## The task
Copy out all lines bearing the word "right" from the listing below.
Start of Input data
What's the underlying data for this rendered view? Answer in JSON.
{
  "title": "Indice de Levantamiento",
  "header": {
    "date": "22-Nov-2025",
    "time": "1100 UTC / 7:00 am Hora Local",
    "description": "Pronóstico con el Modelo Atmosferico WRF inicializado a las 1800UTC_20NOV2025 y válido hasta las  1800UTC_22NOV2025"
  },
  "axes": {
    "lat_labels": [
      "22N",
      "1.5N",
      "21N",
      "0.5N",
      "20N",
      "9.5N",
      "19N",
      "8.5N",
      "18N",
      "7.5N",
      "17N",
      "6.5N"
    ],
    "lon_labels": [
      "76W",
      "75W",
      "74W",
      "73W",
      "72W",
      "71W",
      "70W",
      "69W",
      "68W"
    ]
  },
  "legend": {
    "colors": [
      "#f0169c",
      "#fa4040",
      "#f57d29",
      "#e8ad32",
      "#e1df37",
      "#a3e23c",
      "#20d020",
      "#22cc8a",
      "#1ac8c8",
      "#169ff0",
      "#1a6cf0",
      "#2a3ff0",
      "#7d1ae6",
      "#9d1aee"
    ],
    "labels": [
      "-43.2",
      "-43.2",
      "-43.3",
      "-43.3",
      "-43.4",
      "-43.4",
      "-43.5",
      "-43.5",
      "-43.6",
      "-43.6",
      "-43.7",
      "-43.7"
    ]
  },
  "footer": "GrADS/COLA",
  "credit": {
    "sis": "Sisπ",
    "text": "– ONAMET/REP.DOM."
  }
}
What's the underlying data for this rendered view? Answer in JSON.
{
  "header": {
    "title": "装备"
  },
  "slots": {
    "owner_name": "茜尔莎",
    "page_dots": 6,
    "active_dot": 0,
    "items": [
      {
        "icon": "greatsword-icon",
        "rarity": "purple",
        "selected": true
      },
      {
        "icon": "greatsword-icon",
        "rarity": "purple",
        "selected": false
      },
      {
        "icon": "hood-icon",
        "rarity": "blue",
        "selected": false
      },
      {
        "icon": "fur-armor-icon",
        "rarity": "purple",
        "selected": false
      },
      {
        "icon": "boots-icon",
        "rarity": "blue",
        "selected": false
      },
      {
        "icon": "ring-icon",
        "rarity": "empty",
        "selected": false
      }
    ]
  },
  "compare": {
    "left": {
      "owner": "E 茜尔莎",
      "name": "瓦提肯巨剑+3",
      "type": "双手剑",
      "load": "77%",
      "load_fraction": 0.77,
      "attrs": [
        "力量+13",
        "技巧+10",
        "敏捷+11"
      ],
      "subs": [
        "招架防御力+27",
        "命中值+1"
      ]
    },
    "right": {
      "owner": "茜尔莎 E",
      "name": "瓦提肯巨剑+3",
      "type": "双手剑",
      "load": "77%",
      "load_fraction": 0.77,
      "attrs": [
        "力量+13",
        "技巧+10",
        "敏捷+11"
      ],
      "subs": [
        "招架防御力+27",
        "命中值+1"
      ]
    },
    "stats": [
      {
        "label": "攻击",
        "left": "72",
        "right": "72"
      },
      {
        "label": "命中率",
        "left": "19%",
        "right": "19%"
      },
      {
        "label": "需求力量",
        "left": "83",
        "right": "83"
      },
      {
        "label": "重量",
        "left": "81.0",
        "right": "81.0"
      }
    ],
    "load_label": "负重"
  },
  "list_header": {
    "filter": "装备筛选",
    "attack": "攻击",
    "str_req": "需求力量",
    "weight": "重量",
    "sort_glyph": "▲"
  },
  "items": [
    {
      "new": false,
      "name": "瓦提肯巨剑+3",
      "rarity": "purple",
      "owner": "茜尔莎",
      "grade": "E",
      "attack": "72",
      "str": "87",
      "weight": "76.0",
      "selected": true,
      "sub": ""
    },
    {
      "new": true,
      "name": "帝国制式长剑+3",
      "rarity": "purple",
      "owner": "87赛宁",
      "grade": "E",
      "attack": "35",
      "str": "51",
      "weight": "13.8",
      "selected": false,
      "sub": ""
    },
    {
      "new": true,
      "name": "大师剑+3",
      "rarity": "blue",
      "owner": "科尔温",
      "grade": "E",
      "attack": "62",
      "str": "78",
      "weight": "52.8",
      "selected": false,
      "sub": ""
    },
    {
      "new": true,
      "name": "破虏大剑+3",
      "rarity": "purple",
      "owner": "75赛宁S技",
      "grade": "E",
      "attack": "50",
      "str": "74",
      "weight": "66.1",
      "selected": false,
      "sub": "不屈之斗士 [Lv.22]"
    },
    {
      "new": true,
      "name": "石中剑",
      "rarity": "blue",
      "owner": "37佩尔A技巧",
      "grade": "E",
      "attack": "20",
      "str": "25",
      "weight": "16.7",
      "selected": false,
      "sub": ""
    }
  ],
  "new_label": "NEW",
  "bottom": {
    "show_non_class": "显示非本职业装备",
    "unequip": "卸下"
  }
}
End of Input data
## Solution
    "right": {
        "right": "72"
        "right": "19%"
        "right": "83"
        "right": "81.0"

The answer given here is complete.